Some exceptional items appeared in this small group owned by a descendant, including three inscribed and dated pieces of Stuart metalware.

The earliest nutcrackers are believed to have been of the lever type – hence ‘a pair of nutcrackers’ – but by the 17th century the screw-based nutcracker had arrived.

European brass nutcrackers from this period have survived in small numbers but a lot here included a Charles II example named for Ruth Gifford and dated 1676. The thumb piece is in the form of an arched crown.

Nutcrackers (mentioned by Chaucer in the Canterbury Tales) are traditionally thought to have been given as love tokens, to mark an engagement or a marriage, or as keepsakes to bring good luck.

However, the identity of Gifford, married in either 1676 or 1677, is yet to be traced. Offered together with a smaller English or Dutch screw-action nutcracker c.1700 with a pierced heart thumbpiece and a seal matrix to the base, it sold at £7000 (estimate £500-700).

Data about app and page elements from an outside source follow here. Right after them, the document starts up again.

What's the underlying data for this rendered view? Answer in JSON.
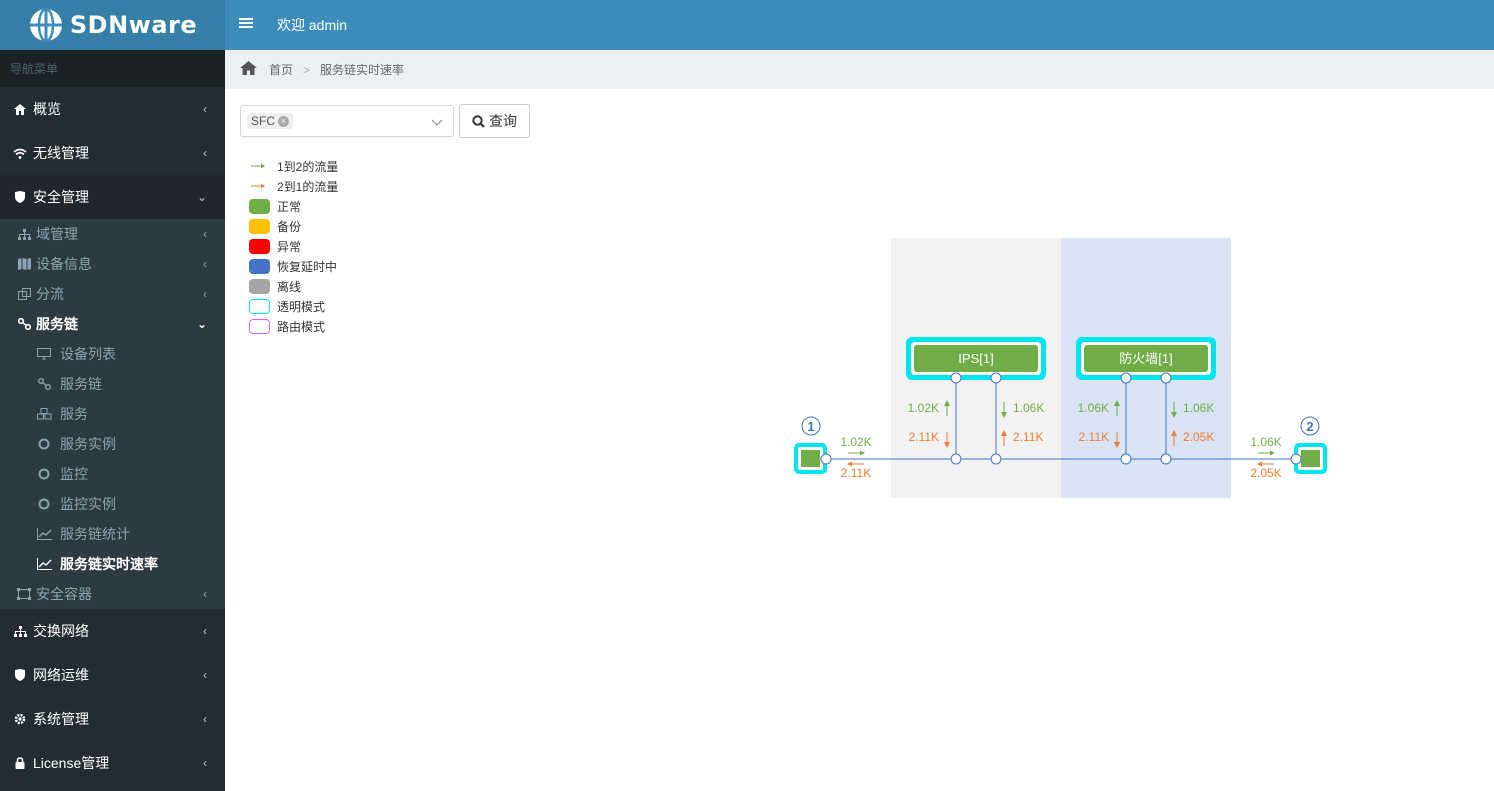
{
  "app": {
    "brand": "SDNware",
    "welcome": "欢迎 admin"
  },
  "sidebar": {
    "header": "导航菜单",
    "items": [
      {
        "label": "概览",
        "icon": "home-icon"
      },
      {
        "label": "无线管理",
        "icon": "wifi-icon"
      },
      {
        "label": "安全管理",
        "icon": "shield-icon"
      },
      {
        "label": "交换网络",
        "icon": "sitemap-icon"
      },
      {
        "label": "网络运维",
        "icon": "shield-icon"
      },
      {
        "label": "系统管理",
        "icon": "gear-icon"
      },
      {
        "label": "License管理",
        "icon": "lock-icon"
      }
    ],
    "security_sub": [
      {
        "label": "域管理",
        "icon": "sitemap-icon"
      },
      {
        "label": "设备信息",
        "icon": "map-icon"
      },
      {
        "label": "分流",
        "icon": "split-icon"
      },
      {
        "label": "服务链",
        "icon": "link-icon"
      },
      {
        "label": "安全容器",
        "icon": "container-icon"
      }
    ],
    "chain_sub": [
      {
        "label": "设备列表",
        "icon": "monitor-icon"
      },
      {
        "label": "服务链",
        "icon": "link-icon"
      },
      {
        "label": "服务",
        "icon": "cubes-icon"
      },
      {
        "label": "服务实例",
        "icon": "circle-icon"
      },
      {
        "label": "监控",
        "icon": "circle-icon"
      },
      {
        "label": "监控实例",
        "icon": "circle-icon"
      },
      {
        "label": "服务链统计",
        "icon": "line-chart-icon"
      },
      {
        "label": "服务链实时速率",
        "icon": "line-chart-icon"
      }
    ]
  },
  "breadcrumb": {
    "home": "首页",
    "sep": ">",
    "current": "服务链实时速率"
  },
  "toolbar": {
    "selected_tag": "SFC",
    "tag_remove": "×",
    "query_label": "查询"
  },
  "legend": {
    "flow_1_2": "1到2的流量",
    "flow_2_1": "2到1的流量",
    "normal": "正常",
    "backup": "备份",
    "abnormal": "异常",
    "recovering": "恢复延时中",
    "offline": "离线",
    "transparent": "透明模式",
    "routing": "路由模式",
    "colors": {
      "flow_1_2": "#70ad47",
      "flow_2_1": "#ed7d31",
      "normal": "#70ad47",
      "backup": "#ffc000",
      "abnormal": "#ff0000",
      "recovering": "#4472c4",
      "offline": "#a5a5a5",
      "transparent": "#00e5ee",
      "routing": "#cc66ff"
    }
  },
  "topology": {
    "endpoint_left": "1",
    "endpoint_right": "2",
    "nodes": [
      {
        "label": "IPS[1]",
        "up_green": "1.02K",
        "down_green": "1.06K",
        "down_orange": "2.11K",
        "up_orange": "2.11K"
      },
      {
        "label": "防火墙[1]",
        "up_green": "1.06K",
        "down_green": "1.06K",
        "down_orange": "2.11K",
        "up_orange": "2.05K"
      }
    ],
    "left_link": {
      "green": "1.02K",
      "orange": "2.11K"
    },
    "right_link": {
      "green": "1.06K",
      "orange": "2.05K"
    }
  }
}
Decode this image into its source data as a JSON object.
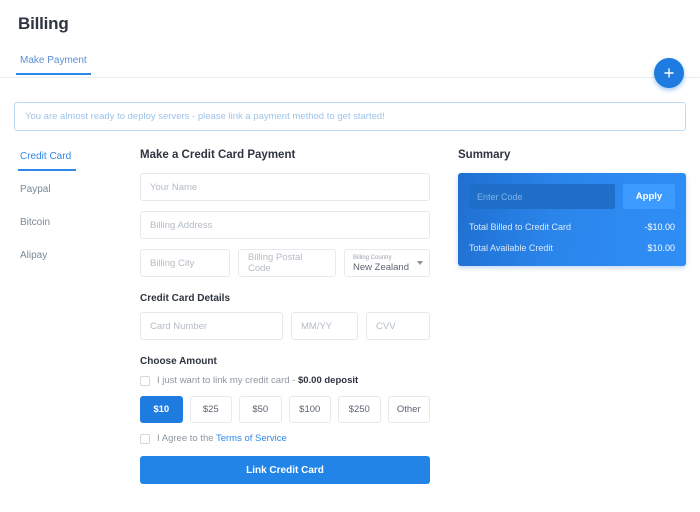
{
  "header": {
    "title": "Billing",
    "tabs": [
      {
        "label": "Make Payment",
        "active": true
      }
    ],
    "fab_icon": "plus-icon"
  },
  "alert": {
    "message": "You are almost ready to deploy servers - please link a payment method to get started!"
  },
  "payment_methods": [
    {
      "label": "Credit Card",
      "active": true
    },
    {
      "label": "Paypal",
      "active": false
    },
    {
      "label": "Bitcoin",
      "active": false
    },
    {
      "label": "Alipay",
      "active": false
    }
  ],
  "form": {
    "title": "Make a Credit Card Payment",
    "name_placeholder": "Your Name",
    "address_placeholder": "Billing Address",
    "city_placeholder": "Billing City",
    "postal_placeholder": "Billing Postal Code",
    "country_label": "Billing Country",
    "country_value": "New Zealand",
    "card_section_title": "Credit Card Details",
    "card_number_placeholder": "Card Number",
    "expiry_placeholder": "MM/YY",
    "cvv_placeholder": "CVV",
    "amount_section_title": "Choose Amount",
    "link_only_text": "I just want to link my credit card - ",
    "link_only_amount": "$0.00 deposit",
    "amounts": [
      {
        "label": "$10",
        "selected": true
      },
      {
        "label": "$25",
        "selected": false
      },
      {
        "label": "$50",
        "selected": false
      },
      {
        "label": "$100",
        "selected": false
      },
      {
        "label": "$250",
        "selected": false
      },
      {
        "label": "Other",
        "selected": false
      }
    ],
    "terms_text": "I Agree to the ",
    "terms_link": "Terms of Service",
    "submit_label": "Link Credit Card"
  },
  "summary": {
    "title": "Summary",
    "coupon_placeholder": "Enter Code",
    "apply_label": "Apply",
    "rows": [
      {
        "label": "Total Billed to Credit Card",
        "value": "-$10.00"
      },
      {
        "label": "Total Available Credit",
        "value": "$10.00"
      }
    ]
  },
  "colors": {
    "accent": "#2f86eb",
    "accent_dark": "#1e7ce0",
    "panel_gradient_start": "#1f6fd0",
    "panel_gradient_end": "#2f8ef5",
    "apply_button": "#3d9bff",
    "muted_text": "#8d96a1",
    "border": "#e6e9ed"
  }
}
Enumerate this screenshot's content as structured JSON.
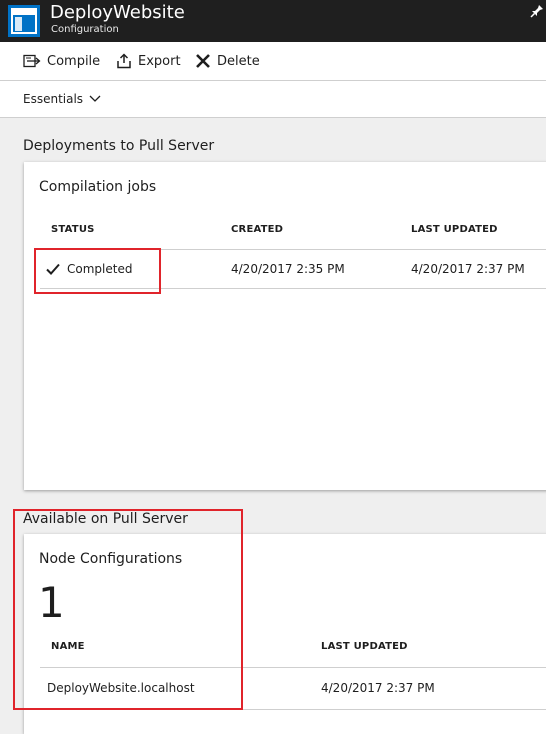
{
  "header": {
    "title": "DeployWebsite",
    "subtitle": "Configuration",
    "accent_color": "#0072c6",
    "icon": "configuration-blade-icon"
  },
  "toolbar": {
    "compile_label": "Compile",
    "export_label": "Export",
    "delete_label": "Delete"
  },
  "essentials": {
    "label": "Essentials"
  },
  "deployments": {
    "section_title": "Deployments to Pull Server",
    "panel_title": "Compilation jobs",
    "columns": [
      "STATUS",
      "CREATED",
      "LAST UPDATED"
    ],
    "rows": [
      {
        "status": "Completed",
        "created": "4/20/2017 2:35 PM",
        "last_updated": "4/20/2017 2:37 PM"
      }
    ]
  },
  "available": {
    "section_title": "Available on Pull Server",
    "panel_title": "Node Configurations",
    "count": "1",
    "columns": [
      "NAME",
      "LAST UPDATED"
    ],
    "rows": [
      {
        "name": "DeployWebsite.localhost",
        "last_updated": "4/20/2017 2:37 PM"
      }
    ]
  },
  "highlight_color": "#e0242b"
}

This runaway bidding battle, won like most lots in the sale by a private collector, was followed by the multi-estimate performance of a Charles II copper alloy gallon measure, finely engraved with the royal arms and garter beneath a crown and the initials C2d R (denoting ‘second’) and the date 1663. It was stamped with two checkerboard exchequer marks and in exceptional condition. Estimated at £2000- 3000, it took £15,000.

Measures from this period seldom appear for sale. A 17th century bushel measure sold for £7500 at CSK back in 2012 belonged in a different sub category – those produced for ecclesiastical or manorial jurisdictions.

It was applied with bronze lettering reading Sr Bolstead Whitlocke of Henly Vpon Thames in Ye Covnty of Oxon 1671.

Documentary pieces are the benchmark in this market. “Demand for rare, named and dated items remains high,” said senior specialist David Houlson.

Sold at £2600 was a rare floral engraved Commonwealth brass combined pastry wheel and crimper, with a heartshaped terminal dated 1652, while from the family of the late Ernest Hopwell was a James I brass and iron warming pan engraved to the cover with the legend 1617 God Save Our Prince Charles. The previous year Prince Charles, later Charles I, was created Prince of Wales. It sold at £4500.

A similar warming pan in poorer condition dated 1618, sold at Sotheby’s in 2003 for £960 and was subsequently resold at Tennants in 2015 when it took £320 as part of the Seeger collection.